■ Extracted material:

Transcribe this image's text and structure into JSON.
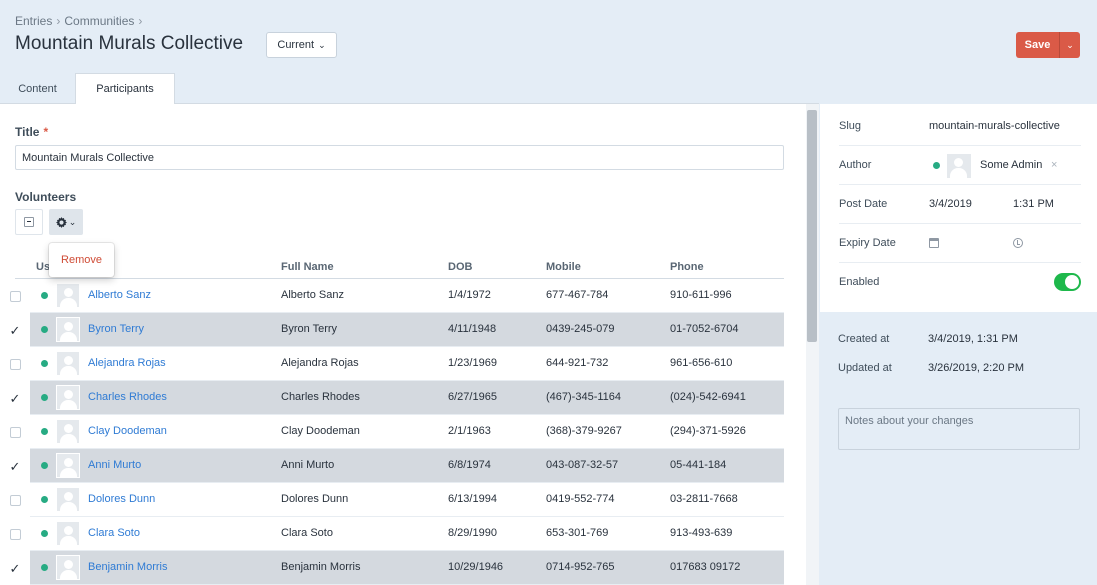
{
  "breadcrumb": [
    "Entries",
    "Communities"
  ],
  "breadcrumb_sep": "›",
  "page_title": "Mountain Murals Collective",
  "site_selector": {
    "label": "Current"
  },
  "save": {
    "label": "Save"
  },
  "tabs": [
    {
      "label": "Content",
      "active": false
    },
    {
      "label": "Participants",
      "active": true
    }
  ],
  "fields": {
    "title_label": "Title",
    "required_mark": "*",
    "title_value": "Mountain Murals Collective",
    "volunteers_label": "Volunteers"
  },
  "actions_menu": {
    "remove_label": "Remove"
  },
  "table": {
    "columns": {
      "user": "User",
      "full_name": "Full Name",
      "dob": "DOB",
      "mobile": "Mobile",
      "phone": "Phone"
    },
    "rows": [
      {
        "selected": false,
        "user": "Alberto Sanz",
        "full_name": "Alberto Sanz",
        "dob": "1/4/1972",
        "mobile": "677-467-784",
        "phone": "910-611-996"
      },
      {
        "selected": true,
        "user": "Byron Terry",
        "full_name": "Byron Terry",
        "dob": "4/11/1948",
        "mobile": "0439-245-079",
        "phone": "01-7052-6704"
      },
      {
        "selected": false,
        "user": "Alejandra Rojas",
        "full_name": "Alejandra Rojas",
        "dob": "1/23/1969",
        "mobile": "644-921-732",
        "phone": "961-656-610"
      },
      {
        "selected": true,
        "user": "Charles Rhodes",
        "full_name": "Charles Rhodes",
        "dob": "6/27/1965",
        "mobile": "(467)-345-1164",
        "phone": "(024)-542-6941"
      },
      {
        "selected": false,
        "user": "Clay Doodeman",
        "full_name": "Clay Doodeman",
        "dob": "2/1/1963",
        "mobile": "(368)-379-9267",
        "phone": "(294)-371-5926"
      },
      {
        "selected": true,
        "user": "Anni Murto",
        "full_name": "Anni Murto",
        "dob": "6/8/1974",
        "mobile": "043-087-32-57",
        "phone": "05-441-184"
      },
      {
        "selected": false,
        "user": "Dolores Dunn",
        "full_name": "Dolores Dunn",
        "dob": "6/13/1994",
        "mobile": "0419-552-774",
        "phone": "03-2811-7668"
      },
      {
        "selected": false,
        "user": "Clara Soto",
        "full_name": "Clara Soto",
        "dob": "8/29/1990",
        "mobile": "653-301-769",
        "phone": "913-493-639"
      },
      {
        "selected": true,
        "user": "Benjamin Morris",
        "full_name": "Benjamin Morris",
        "dob": "10/29/1946",
        "mobile": "0714-952-765",
        "phone": "017683 09172"
      }
    ]
  },
  "meta": {
    "slug_label": "Slug",
    "slug": "mountain-murals-collective",
    "author_label": "Author",
    "author": "Some Admin",
    "author_remove": "×",
    "post_date_label": "Post Date",
    "post_date": "3/4/2019",
    "post_time": "1:31 PM",
    "expiry_date_label": "Expiry Date",
    "enabled_label": "Enabled",
    "enabled": true,
    "created_label": "Created at",
    "created": "3/4/2019, 1:31 PM",
    "updated_label": "Updated at",
    "updated": "3/26/2019, 2:20 PM"
  },
  "notes": {
    "placeholder": "Notes about your changes"
  },
  "colors": {
    "accent": "#da5a47",
    "link": "#2f7bd4",
    "status": "#27ab83",
    "toggle": "#1eb84b",
    "bg": "#e4edf6"
  },
  "icons": {
    "site_chevron": "chevron-down-icon",
    "actions": "gear-icon",
    "calendar": "calendar-icon",
    "clock": "clock-icon"
  }
}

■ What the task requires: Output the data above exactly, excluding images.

■ Answer to the problem:
Transcribe this image's text and structure into JSON.
{
  "breadcrumb": [
    "Entries",
    "Communities"
  ],
  "breadcrumb_sep": "›",
  "page_title": "Mountain Murals Collective",
  "site_selector": {
    "label": "Current"
  },
  "save": {
    "label": "Save"
  },
  "tabs": [
    {
      "label": "Content",
      "active": false
    },
    {
      "label": "Participants",
      "active": true
    }
  ],
  "fields": {
    "title_label": "Title",
    "required_mark": "*",
    "title_value": "Mountain Murals Collective",
    "volunteers_label": "Volunteers"
  },
  "actions_menu": {
    "remove_label": "Remove"
  },
  "table": {
    "columns": {
      "user": "User",
      "full_name": "Full Name",
      "dob": "DOB",
      "mobile": "Mobile",
      "phone": "Phone"
    },
    "rows": [
      {
        "selected": false,
        "user": "Alberto Sanz",
        "full_name": "Alberto Sanz",
        "dob": "1/4/1972",
        "mobile": "677-467-784",
        "phone": "910-611-996"
      },
      {
        "selected": true,
        "user": "Byron Terry",
        "full_name": "Byron Terry",
        "dob": "4/11/1948",
        "mobile": "0439-245-079",
        "phone": "01-7052-6704"
      },
      {
        "selected": false,
        "user": "Alejandra Rojas",
        "full_name": "Alejandra Rojas",
        "dob": "1/23/1969",
        "mobile": "644-921-732",
        "phone": "961-656-610"
      },
      {
        "selected": true,
        "user": "Charles Rhodes",
        "full_name": "Charles Rhodes",
        "dob": "6/27/1965",
        "mobile": "(467)-345-1164",
        "phone": "(024)-542-6941"
      },
      {
        "selected": false,
        "user": "Clay Doodeman",
        "full_name": "Clay Doodeman",
        "dob": "2/1/1963",
        "mobile": "(368)-379-9267",
        "phone": "(294)-371-5926"
      },
      {
        "selected": true,
        "user": "Anni Murto",
        "full_name": "Anni Murto",
        "dob": "6/8/1974",
        "mobile": "043-087-32-57",
        "phone": "05-441-184"
      },
      {
        "selected": false,
        "user": "Dolores Dunn",
        "full_name": "Dolores Dunn",
        "dob": "6/13/1994",
        "mobile": "0419-552-774",
        "phone": "03-2811-7668"
      },
      {
        "selected": false,
        "user": "Clara Soto",
        "full_name": "Clara Soto",
        "dob": "8/29/1990",
        "mobile": "653-301-769",
        "phone": "913-493-639"
      },
      {
        "selected": true,
        "user": "Benjamin Morris",
        "full_name": "Benjamin Morris",
        "dob": "10/29/1946",
        "mobile": "0714-952-765",
        "phone": "017683 09172"
      }
    ]
  },
  "meta": {
    "slug_label": "Slug",
    "slug": "mountain-murals-collective",
    "author_label": "Author",
    "author": "Some Admin",
    "author_remove": "×",
    "post_date_label": "Post Date",
    "post_date": "3/4/2019",
    "post_time": "1:31 PM",
    "expiry_date_label": "Expiry Date",
    "enabled_label": "Enabled",
    "enabled": true,
    "created_label": "Created at",
    "created": "3/4/2019, 1:31 PM",
    "updated_label": "Updated at",
    "updated": "3/26/2019, 2:20 PM"
  },
  "notes": {
    "placeholder": "Notes about your changes"
  },
  "colors": {
    "accent": "#da5a47",
    "link": "#2f7bd4",
    "status": "#27ab83",
    "toggle": "#1eb84b",
    "bg": "#e4edf6"
  },
  "icons": {
    "site_chevron": "chevron-down-icon",
    "actions": "gear-icon",
    "calendar": "calendar-icon",
    "clock": "clock-icon"
  }
}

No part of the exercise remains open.